The size of a CEO's executive team has increased dramatically in recent decades, but little has been known about its composition. Using a rich dataset of US firms from 1986 to 2006, this paper documents the dramatic increase in the number of functional managers in the executive team. The size of the team in these firms doubled over the time period from five to 10 positions, with approximately three-fourths of the increase attributable to functional managers (such as Chief Financial Officer, Chief Marketing Officer, and so on) rather than general managers. The paper explores the drivers of these changes. Findings are critical for practitioners, and specifically CEOs, as they structure their executive teams and more generally as they make decisions to implement or execute strategy. Key concepts include: Standard classifications of firms as being either "centralized" or "decentralized" are too simple to accurately represent the organizational changes firms undergo at the top level. Evidence suggests that firms are doing both. General managers of business units perform more activities as they move closer to the CEO, which is reflected in higher pay and a higher fraction of firm-performance based pay—consistent with decentralization or delegation to general managers. Yet, as shown in this paper, there are also more functional managers in the executive team coordinating across business units and performing some activities of the general manager's job, which is reflected in lower pay for general managers—consistent with centralization of certain functional activities within headquarters. In addition, CEOs seem to be more involved in internal operations in firms with broader spans of control—again a form of centralization. CEOs should design the structure of their top teams based on firm scope and the opportunities for synergies, while recognizing the distinction between different types of functions and the importance of the nature of the information that is required to perform different activities. Closed for comment; 0 Comment(s) posted.

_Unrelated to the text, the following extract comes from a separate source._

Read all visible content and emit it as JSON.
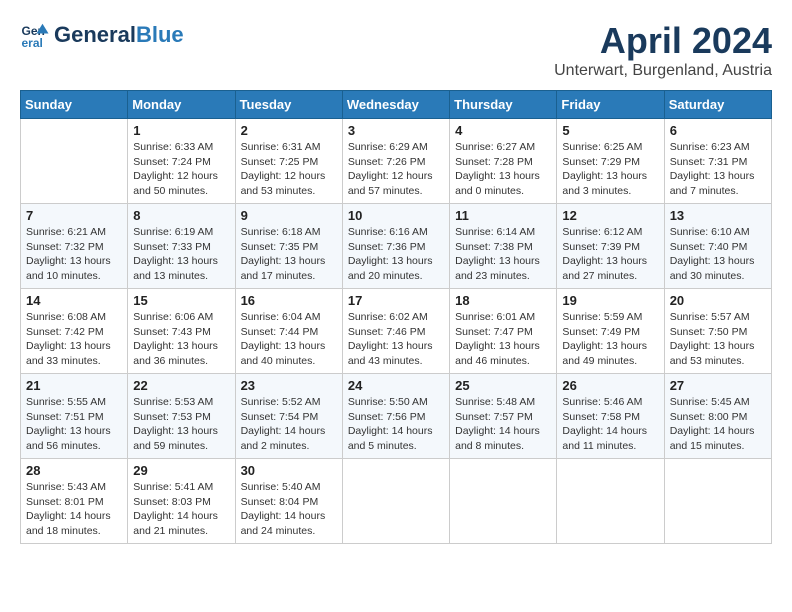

- 02 Apr 2009
- Working Paper Summaries
Corporate hierarchies are becoming flatter: Spans of control have broadened, and the number of levels within firms has declined. But why? Maria Guadalupe of Columbia University and HBS professor Julie M. Wulf investigate how increased competition in product markets—and, in particular, product market competition resulting from trade liberalization—may be fundamentally altering how decisions are being made. Guadalupe and Wulf also shed light on the possible reasons behind certain organizational choices and on the importance of communication and decision-making processes inside firms. Key concepts include: As firms become flatter, they also fundamentally alter how decisions are made. Greater international competition following trade liberalization leads to flatter firms. When competition increases the value of quick and responsive decision-making, firms eliminate layers to improve the quality and speed of the transmission of information or increase the authority of division managers to become more adaptive to local information. U.S. firms in manufacturing industries more exposed to the trade liberalization reduce the number of hierarchical levels, broaden the span of control for the chief executive, and increase total pay and incentive-based pay for division managers. Closed for comment; 0 Comment(s) posted.